expertise in asthma management and a statewide organization
representing school administrators, shall develop a model
asthma episode emergency response protocol before September 1,
2016. Each school district, charter school, and nonpublic
school shall adopt an asthma episode emergency response
protocol before January 1, 2017 that includes all of the
components of the State Board's model protocol.
    (j-15) Every 2 years, school personnel who work with
pupils shall complete an in-person or online training program
on the management of asthma, the prevention of asthma
symptoms, and emergency response in the school setting. In
consultation with statewide professional organizations with
expertise in asthma management, the State Board of Education
shall make available resource materials for educating school
personnel about asthma and emergency response in the school
setting.
    (j-20) On or before October 1, 2016 and every year
thereafter, the State Board of Education shall submit a report
to the General Assembly and the Department of Public Health
identifying the frequency and circumstances of opioid
antagonist administration during the preceding academic year.
This report shall be published on the State Board's Internet
website on the date the report is delivered to the General
Assembly.
    (k) The State Board of Education may adopt rules necessary
to implement this Section.
    (l) Nothing in this Section shall limit the amount of
epinephrine injectors that any type of school or student may
carry or maintain a supply of.
(Source: P.A. 100-201, eff. 8-18-17; 100-513, eff. 1-1-18;
100-726, eff. 1-1-19; 100-759, eff. 1-1-19; 100-799, eff.
1-1-19; 101-81, eff. 7-12-19.)
 
    (105 ILCS 5/2-3.149 rep.)
    Section 905. The School Code is amended by repealing
Section 2-3.149.
 
    Section 910. The Child Care Act of 1969 is amended by
adding Section 5.11 as follows:
 
    (225 ILCS 10/5.11 new)
    Sec. 5.11. Plan for anaphylactic shock. The Department
shall require each licensed day care center, day care home,
and group day care home to have a plan for anaphylactic shock
to be followed for the prevention of anaphylaxis and during a
medical emergency resulting from anaphylaxis. The plan should
be based on the guidance and recommendations provided by the
American Academy of Pediatrics relating to the management of
food allergies or other allergies. The plan should be shared
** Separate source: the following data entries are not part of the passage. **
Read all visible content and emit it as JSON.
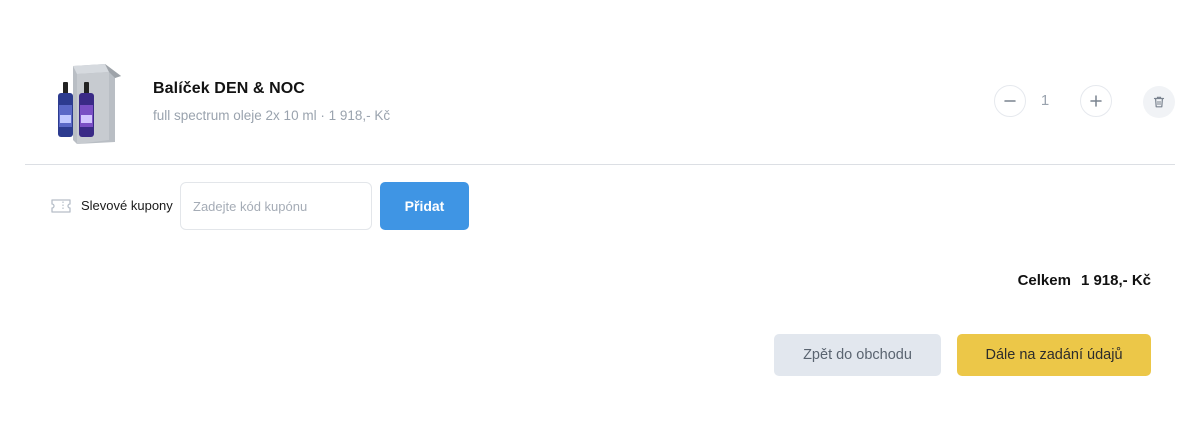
{
  "cart": {
    "item": {
      "name": "Balíček DEN & NOC",
      "description": "full spectrum oleje 2x 10 ml · 1 918,- Kč",
      "quantity": "1",
      "image_icon": "product-box-with-bottles",
      "minus_icon": "minus-icon",
      "plus_icon": "plus-icon",
      "delete_icon": "trash-icon"
    }
  },
  "coupon": {
    "icon": "ticket-icon",
    "label": "Slevové kupony",
    "placeholder": "Zadejte kód kupónu",
    "add_label": "Přidat"
  },
  "summary": {
    "total_label": "Celkem",
    "total_value": "1 918,- Kč"
  },
  "actions": {
    "back_label": "Zpět do obchodu",
    "next_label": "Dále na zadání údajů"
  },
  "colors": {
    "accent_blue": "#3f95e4",
    "accent_yellow": "#ecc748",
    "secondary_gray": "#e2e7ee",
    "muted_text": "#9aa3ae"
  }
}
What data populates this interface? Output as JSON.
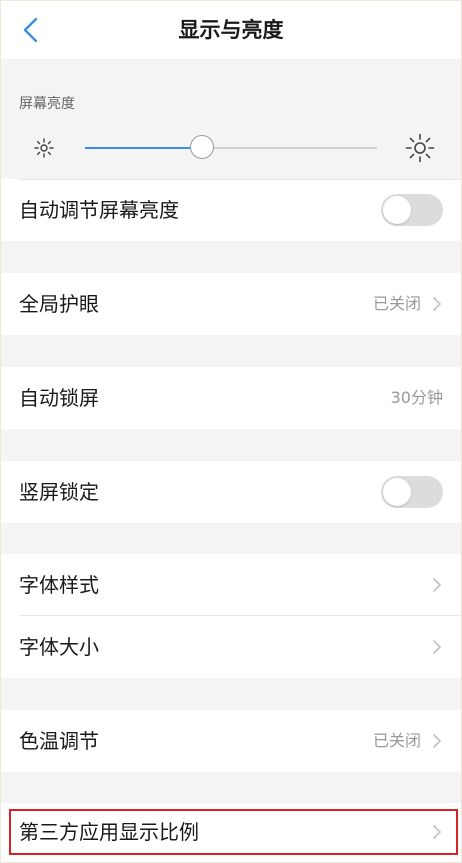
{
  "header": {
    "title": "显示与亮度",
    "back_icon": "chevron-left-icon",
    "accent_color": "#3a8ee6"
  },
  "brightness": {
    "section_label": "屏幕亮度",
    "level_percent": 40,
    "min_icon": "sun-small-icon",
    "max_icon": "sun-large-icon"
  },
  "rows": {
    "auto_brightness": {
      "label": "自动调节屏幕亮度",
      "toggle_on": false
    },
    "eye_protection": {
      "label": "全局护眼",
      "value": "已关闭"
    },
    "auto_lock": {
      "label": "自动锁屏",
      "value": "30分钟"
    },
    "portrait_lock": {
      "label": "竖屏锁定",
      "toggle_on": false
    },
    "font_style": {
      "label": "字体样式"
    },
    "font_size": {
      "label": "字体大小"
    },
    "color_temp": {
      "label": "色温调节",
      "value": "已关闭"
    },
    "third_party_ratio": {
      "label": "第三方应用显示比例",
      "highlight_color": "#d6232a"
    }
  }
}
with parents or guardians upon enrollment at each licensed day
care center, day care home, and group day care home. If a child
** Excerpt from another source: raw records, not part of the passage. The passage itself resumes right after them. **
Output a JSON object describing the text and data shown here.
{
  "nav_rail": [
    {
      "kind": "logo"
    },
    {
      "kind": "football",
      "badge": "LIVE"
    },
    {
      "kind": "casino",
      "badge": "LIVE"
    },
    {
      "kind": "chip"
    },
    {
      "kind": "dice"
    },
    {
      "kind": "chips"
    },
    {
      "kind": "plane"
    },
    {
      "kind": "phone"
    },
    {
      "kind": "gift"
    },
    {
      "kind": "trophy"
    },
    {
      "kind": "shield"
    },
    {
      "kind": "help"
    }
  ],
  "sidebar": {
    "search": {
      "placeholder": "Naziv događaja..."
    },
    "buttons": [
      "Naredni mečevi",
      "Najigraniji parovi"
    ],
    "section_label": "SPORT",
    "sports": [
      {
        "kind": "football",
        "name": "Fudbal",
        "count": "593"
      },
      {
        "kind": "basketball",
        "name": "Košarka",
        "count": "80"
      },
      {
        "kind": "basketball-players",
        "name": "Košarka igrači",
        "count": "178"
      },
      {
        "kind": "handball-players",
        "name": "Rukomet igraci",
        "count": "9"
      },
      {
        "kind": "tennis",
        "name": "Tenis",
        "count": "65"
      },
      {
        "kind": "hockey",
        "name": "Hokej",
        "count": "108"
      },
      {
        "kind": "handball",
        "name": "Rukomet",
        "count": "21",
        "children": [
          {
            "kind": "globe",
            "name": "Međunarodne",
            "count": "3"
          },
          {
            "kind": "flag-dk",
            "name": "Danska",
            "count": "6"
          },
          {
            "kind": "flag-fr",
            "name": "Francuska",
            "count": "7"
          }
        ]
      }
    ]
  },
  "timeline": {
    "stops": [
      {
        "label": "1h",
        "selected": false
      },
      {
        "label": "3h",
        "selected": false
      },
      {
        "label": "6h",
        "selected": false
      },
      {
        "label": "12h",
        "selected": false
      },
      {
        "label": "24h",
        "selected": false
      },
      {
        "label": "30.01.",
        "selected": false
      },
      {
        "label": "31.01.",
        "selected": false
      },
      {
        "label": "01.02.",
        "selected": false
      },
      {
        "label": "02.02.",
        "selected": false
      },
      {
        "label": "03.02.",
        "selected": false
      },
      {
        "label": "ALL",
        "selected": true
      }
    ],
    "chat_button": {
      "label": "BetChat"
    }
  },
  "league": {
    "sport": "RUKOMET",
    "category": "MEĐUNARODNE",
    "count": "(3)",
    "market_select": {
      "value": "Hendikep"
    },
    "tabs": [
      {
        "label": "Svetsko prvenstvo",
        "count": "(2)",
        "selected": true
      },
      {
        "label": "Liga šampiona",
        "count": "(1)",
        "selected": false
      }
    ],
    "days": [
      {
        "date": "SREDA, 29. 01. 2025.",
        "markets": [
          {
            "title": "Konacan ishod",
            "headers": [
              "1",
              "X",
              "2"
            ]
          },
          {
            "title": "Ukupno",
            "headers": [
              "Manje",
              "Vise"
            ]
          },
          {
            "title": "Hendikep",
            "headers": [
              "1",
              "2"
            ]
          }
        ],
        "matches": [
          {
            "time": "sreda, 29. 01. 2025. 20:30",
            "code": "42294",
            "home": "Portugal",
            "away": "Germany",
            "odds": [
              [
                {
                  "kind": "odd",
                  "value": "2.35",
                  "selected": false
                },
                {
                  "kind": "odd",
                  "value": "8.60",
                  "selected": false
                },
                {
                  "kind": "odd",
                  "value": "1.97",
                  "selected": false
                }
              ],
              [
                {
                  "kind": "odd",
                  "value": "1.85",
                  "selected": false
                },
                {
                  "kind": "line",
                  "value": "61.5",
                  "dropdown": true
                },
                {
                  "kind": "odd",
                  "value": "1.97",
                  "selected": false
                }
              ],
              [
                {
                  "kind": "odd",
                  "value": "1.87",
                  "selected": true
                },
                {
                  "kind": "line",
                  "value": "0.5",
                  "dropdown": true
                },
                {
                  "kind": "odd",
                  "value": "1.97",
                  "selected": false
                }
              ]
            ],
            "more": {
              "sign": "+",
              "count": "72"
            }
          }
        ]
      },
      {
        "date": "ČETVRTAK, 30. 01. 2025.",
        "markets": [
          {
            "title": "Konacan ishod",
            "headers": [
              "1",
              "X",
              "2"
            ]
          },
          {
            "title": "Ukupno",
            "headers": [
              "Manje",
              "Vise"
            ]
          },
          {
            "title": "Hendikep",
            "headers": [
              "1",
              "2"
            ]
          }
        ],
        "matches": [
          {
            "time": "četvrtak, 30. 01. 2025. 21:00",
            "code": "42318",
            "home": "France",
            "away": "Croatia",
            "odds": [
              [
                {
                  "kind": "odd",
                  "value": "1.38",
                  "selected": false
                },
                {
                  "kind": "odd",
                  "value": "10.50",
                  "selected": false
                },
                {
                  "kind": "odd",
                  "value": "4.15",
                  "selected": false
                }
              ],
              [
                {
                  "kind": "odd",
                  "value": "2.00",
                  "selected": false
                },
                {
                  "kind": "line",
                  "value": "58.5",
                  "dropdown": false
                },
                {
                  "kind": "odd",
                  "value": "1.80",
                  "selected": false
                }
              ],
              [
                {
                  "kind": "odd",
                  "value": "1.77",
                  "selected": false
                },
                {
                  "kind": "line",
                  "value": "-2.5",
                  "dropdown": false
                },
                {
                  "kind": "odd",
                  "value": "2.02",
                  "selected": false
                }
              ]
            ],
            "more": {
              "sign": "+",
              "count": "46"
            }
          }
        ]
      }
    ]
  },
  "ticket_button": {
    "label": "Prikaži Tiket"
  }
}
requires specific specialized treatment during an episode of
anaphylaxis, that child's treatment plan should be kept by the
staff of the day care center, day care home, or group day care
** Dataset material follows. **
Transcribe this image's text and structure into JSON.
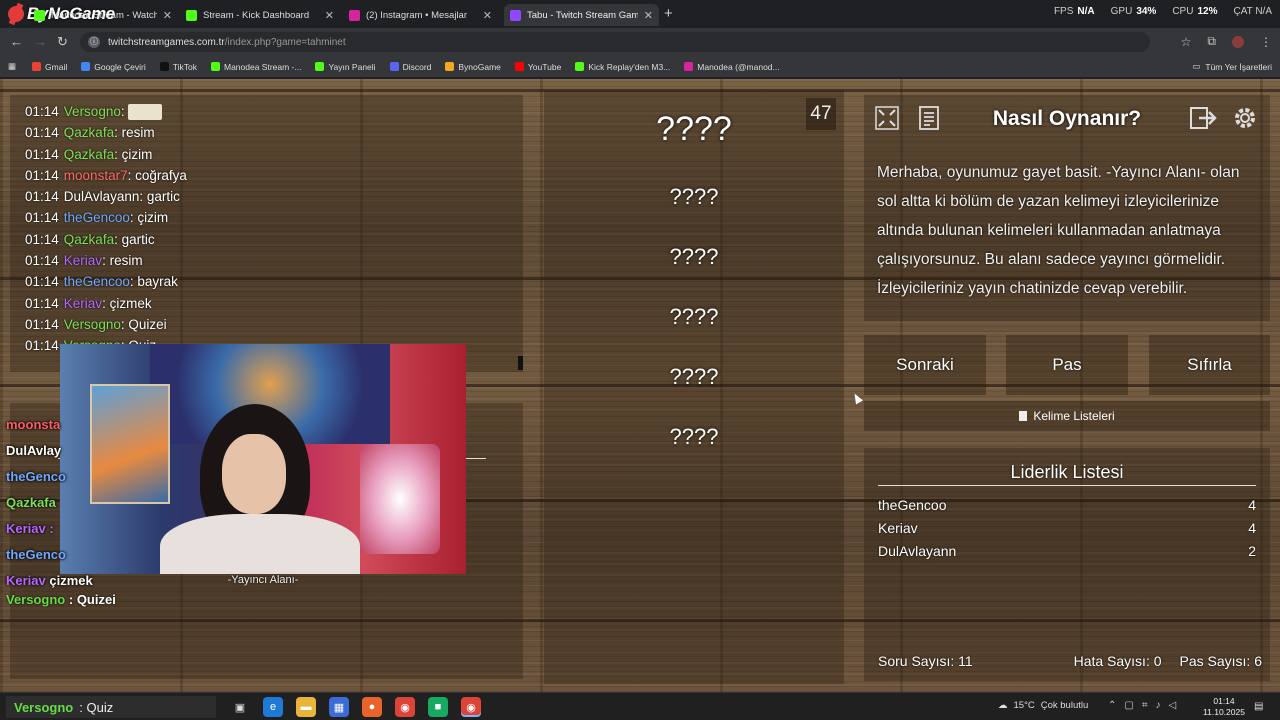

home and followed in the event of an emergency. Each licensed
day care center, day care home, and group day care home shall
have at least one staff member present at all times who has
taken a training course in recognizing and responding to
anaphylaxis.
 
    Section 999. Effective date. This Act takes effect July 1,
2021.

Effective Date: 8/20/2021